MRS WOOG: I didn’t like your hair last year.
ME: Which look?
MRS WOOG: All of it – 2009 was a bad hair year for you.

Useful For: looking like the unemployed, oddly red-tinged student I currently am
LIVINIA: Don’t take this badly but the word that comes to mind is... ‘Newtown’. Then paired with your glasses, you know thick rimmed and square, it’s kind of like… Newtown times Newtown*.

And so my quest to avoid the Mousy Destiny fate intends for my hair continues. And every time I look up to discover what some overly-chatty hairdresser has done in the process, I can reassure myself that at least hair (like my dignity) will always grow back.

Painefull Out

* = Newtown, for the unfamiliar, is where the Sydney student-art crowd typically can be found sipping lattes while wearing brightly coloured, mismatched footwear, berets, skinny black jeans and statement shirts, paired with the ironic gaze of someone who knows exactly how soy products are made. When Livinia likens a person’s hair to Newtown (as she did this Saturday), she's just searching for a polite, euphemistic way to say she’s not a fan.
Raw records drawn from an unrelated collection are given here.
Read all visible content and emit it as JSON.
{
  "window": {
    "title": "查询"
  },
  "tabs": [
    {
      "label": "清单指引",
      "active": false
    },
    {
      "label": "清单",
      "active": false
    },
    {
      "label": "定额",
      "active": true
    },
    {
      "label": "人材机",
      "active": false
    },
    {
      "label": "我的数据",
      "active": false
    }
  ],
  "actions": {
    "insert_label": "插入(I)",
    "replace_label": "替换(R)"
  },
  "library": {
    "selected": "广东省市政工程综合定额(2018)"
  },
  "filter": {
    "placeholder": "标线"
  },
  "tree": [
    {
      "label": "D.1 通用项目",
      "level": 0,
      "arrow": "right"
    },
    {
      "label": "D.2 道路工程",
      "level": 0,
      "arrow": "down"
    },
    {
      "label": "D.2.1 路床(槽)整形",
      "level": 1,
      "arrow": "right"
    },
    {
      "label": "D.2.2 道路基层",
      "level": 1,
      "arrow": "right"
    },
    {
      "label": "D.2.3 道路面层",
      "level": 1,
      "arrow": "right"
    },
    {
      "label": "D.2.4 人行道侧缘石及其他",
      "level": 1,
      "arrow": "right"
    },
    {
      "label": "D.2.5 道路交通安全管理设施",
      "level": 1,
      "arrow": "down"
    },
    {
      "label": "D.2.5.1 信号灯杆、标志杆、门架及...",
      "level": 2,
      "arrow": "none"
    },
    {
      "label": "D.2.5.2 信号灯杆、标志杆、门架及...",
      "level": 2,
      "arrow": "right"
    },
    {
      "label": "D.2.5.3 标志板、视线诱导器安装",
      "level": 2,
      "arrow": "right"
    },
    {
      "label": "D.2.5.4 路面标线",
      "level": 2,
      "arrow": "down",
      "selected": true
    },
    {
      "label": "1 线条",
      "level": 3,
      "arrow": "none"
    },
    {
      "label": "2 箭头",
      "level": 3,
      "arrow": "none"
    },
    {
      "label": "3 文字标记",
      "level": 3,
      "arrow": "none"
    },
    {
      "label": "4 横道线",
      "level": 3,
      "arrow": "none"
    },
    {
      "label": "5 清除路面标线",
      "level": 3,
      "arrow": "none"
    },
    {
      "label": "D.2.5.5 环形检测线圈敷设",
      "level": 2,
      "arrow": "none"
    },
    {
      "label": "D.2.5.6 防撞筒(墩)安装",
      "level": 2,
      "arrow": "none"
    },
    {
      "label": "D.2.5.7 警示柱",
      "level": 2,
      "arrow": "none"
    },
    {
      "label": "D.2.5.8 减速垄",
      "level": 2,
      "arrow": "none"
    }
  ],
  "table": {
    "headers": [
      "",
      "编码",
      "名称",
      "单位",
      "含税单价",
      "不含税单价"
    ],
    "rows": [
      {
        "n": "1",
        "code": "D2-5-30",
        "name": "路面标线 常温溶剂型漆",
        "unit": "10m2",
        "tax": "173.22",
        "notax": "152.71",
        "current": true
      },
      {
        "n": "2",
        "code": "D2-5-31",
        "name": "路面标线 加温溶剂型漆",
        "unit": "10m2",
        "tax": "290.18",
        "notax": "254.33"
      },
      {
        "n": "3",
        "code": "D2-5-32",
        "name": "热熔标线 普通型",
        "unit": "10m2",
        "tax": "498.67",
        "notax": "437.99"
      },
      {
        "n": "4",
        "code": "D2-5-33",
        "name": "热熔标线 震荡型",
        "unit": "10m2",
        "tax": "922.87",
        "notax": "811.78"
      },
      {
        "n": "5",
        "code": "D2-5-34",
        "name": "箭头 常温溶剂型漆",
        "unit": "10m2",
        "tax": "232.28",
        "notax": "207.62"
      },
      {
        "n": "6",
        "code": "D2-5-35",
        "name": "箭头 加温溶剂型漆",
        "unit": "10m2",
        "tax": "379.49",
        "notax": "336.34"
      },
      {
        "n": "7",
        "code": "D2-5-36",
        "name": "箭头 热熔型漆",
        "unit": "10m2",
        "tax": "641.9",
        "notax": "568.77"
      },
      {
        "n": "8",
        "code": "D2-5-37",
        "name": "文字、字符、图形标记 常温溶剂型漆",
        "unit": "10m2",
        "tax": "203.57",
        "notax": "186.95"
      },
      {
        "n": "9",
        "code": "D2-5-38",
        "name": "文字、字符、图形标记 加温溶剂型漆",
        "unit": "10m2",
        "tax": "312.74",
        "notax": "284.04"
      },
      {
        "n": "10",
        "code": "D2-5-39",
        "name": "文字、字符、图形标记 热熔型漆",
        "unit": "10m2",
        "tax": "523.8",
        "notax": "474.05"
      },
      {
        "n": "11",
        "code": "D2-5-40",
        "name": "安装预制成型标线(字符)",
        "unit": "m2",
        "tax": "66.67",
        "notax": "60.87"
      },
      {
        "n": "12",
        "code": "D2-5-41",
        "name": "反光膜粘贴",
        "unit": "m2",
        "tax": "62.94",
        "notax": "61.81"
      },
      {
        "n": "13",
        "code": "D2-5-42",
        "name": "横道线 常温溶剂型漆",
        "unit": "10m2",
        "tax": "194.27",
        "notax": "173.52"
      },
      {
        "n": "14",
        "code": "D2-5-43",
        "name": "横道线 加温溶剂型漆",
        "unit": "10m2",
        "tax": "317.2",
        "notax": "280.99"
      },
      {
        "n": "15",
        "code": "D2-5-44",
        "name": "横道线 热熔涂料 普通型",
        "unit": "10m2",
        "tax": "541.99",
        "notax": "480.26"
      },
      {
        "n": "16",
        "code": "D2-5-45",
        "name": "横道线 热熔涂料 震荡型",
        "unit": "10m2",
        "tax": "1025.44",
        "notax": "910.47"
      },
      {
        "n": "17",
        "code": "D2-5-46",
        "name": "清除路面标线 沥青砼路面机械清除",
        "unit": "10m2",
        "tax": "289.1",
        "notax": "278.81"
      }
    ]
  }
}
Thursday, March 1, 2012

The Leap Year*

There’s something utterly brilliant about the concept of a Leap Year. It’s the answer humanity created to overcome the fact that the natural world is perfectly imperfect. We measure, and weigh and quantify every minute of every day, but just like when I used to try and do maths, there always seems to be a strange number left over we can’t quite account for. I love that no one questions the solution of simply compiling all those leftovers into an extra day every 4 years. It’s like AFL, and Lost, and Lady Gaga lyrics – it doesn’t really make sense, but we’re okay with it.

A fresh revelation about Leap Year that amuses me is that because it’s never considered when drawing up contracts, most people don’t actually get paid for that day of work. And you know why I can allow myself to be amused? Because I no longer work.

I’m currently unemployed… on purpose. I know, great time to be embracing the end of an income, right? Next thing you know I’ll be moving to Greece – apparently that’s where it’s at. I wasn’t born on the 29th of February, but 2012 is kind of my Leap Year. In what often feels like a rather irrational act, I’ve returned to the hallowed halls of education all in the name of furthering my attempt to be a Real Writer (much like being a Real Girl, I suspect all it takes is commitment and an acceptance of extreme discomfort).

I’ll be spending my days at film school. Dawson Leery, you fictional, shining forehead you, I hope you’re proud.

After 2012 I will return to pretending to be a Grown Up. Aspirations are good. Goals are necessary. Sometimes dreams are better. Eventually reality will become so loud it’ll drown them out, but until then… once more into the breach (it’s brimming with company).

Painefull Out

* = I was going to call this ‘How I Learnt To Stop Worrying & Start Making Immature Life Choices’ but that title was a little epic, even for me, a lover of lengthy turns of phrase.